INFORMATION SUPPLIED:
========================================
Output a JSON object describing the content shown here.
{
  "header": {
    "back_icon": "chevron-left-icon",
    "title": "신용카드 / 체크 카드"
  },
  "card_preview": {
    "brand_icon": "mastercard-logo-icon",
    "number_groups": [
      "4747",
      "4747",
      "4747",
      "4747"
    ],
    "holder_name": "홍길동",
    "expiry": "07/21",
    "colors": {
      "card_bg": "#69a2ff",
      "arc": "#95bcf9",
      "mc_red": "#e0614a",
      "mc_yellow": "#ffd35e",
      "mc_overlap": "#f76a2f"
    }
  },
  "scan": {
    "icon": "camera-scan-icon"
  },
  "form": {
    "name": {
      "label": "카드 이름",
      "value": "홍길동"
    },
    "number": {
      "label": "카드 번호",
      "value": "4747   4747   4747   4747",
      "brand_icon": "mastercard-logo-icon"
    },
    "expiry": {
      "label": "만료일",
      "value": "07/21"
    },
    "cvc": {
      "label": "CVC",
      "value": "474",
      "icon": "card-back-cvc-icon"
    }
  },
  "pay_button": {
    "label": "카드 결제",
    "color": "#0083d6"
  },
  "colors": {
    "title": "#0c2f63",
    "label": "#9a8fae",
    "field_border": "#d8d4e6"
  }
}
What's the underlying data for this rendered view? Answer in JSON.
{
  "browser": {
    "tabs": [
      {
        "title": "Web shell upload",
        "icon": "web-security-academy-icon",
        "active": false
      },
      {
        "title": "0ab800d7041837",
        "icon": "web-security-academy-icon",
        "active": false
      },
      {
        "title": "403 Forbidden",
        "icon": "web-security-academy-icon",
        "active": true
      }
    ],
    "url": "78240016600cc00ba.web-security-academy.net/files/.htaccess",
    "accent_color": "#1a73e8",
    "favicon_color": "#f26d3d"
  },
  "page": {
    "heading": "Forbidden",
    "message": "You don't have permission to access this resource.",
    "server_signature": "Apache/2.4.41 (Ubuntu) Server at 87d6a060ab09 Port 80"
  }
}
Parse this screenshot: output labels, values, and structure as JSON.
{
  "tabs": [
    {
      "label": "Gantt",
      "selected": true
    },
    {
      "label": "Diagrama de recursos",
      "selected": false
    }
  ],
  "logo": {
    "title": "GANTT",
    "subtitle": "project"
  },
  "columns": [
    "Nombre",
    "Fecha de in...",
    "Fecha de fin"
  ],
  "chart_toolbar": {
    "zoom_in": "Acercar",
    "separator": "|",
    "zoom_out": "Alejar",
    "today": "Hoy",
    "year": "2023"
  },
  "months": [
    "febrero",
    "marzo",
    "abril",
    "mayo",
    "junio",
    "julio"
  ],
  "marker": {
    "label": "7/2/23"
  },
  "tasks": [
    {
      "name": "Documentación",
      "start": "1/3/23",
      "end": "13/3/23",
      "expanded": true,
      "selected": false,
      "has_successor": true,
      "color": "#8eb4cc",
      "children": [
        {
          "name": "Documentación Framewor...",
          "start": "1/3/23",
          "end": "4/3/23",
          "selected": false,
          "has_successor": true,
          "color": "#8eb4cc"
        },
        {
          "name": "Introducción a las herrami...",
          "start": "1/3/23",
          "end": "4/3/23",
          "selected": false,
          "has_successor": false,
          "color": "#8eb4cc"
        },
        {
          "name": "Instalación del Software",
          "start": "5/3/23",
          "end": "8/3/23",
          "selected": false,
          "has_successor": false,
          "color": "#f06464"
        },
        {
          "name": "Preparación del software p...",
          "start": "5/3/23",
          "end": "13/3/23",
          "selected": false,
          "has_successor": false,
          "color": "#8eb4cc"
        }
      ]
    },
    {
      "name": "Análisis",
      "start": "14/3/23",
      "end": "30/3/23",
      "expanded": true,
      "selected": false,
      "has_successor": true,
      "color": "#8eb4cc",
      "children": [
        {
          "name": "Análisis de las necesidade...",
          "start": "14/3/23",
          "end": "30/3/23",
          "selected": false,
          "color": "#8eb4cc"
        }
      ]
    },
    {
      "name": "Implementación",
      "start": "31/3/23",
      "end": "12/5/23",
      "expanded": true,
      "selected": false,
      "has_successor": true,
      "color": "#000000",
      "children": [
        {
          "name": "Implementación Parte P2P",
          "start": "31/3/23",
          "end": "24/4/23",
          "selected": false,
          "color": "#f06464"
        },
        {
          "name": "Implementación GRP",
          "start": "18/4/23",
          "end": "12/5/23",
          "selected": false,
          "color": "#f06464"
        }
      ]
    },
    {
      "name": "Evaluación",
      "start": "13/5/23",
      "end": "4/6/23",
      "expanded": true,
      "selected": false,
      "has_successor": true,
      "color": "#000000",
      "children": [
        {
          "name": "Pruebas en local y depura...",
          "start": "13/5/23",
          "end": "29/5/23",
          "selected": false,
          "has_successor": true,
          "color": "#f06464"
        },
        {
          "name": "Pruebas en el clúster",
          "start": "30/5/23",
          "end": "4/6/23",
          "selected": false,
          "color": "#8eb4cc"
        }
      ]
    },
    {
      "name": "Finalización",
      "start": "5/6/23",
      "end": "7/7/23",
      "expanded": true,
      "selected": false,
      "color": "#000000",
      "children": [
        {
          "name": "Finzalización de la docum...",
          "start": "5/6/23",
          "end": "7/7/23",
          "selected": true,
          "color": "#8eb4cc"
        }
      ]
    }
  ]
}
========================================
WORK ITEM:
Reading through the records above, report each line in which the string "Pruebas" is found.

ANSWER TO THE EXERCISE:
          "name": "Pruebas en local y depura...",
          "name": "Pruebas en el clúster",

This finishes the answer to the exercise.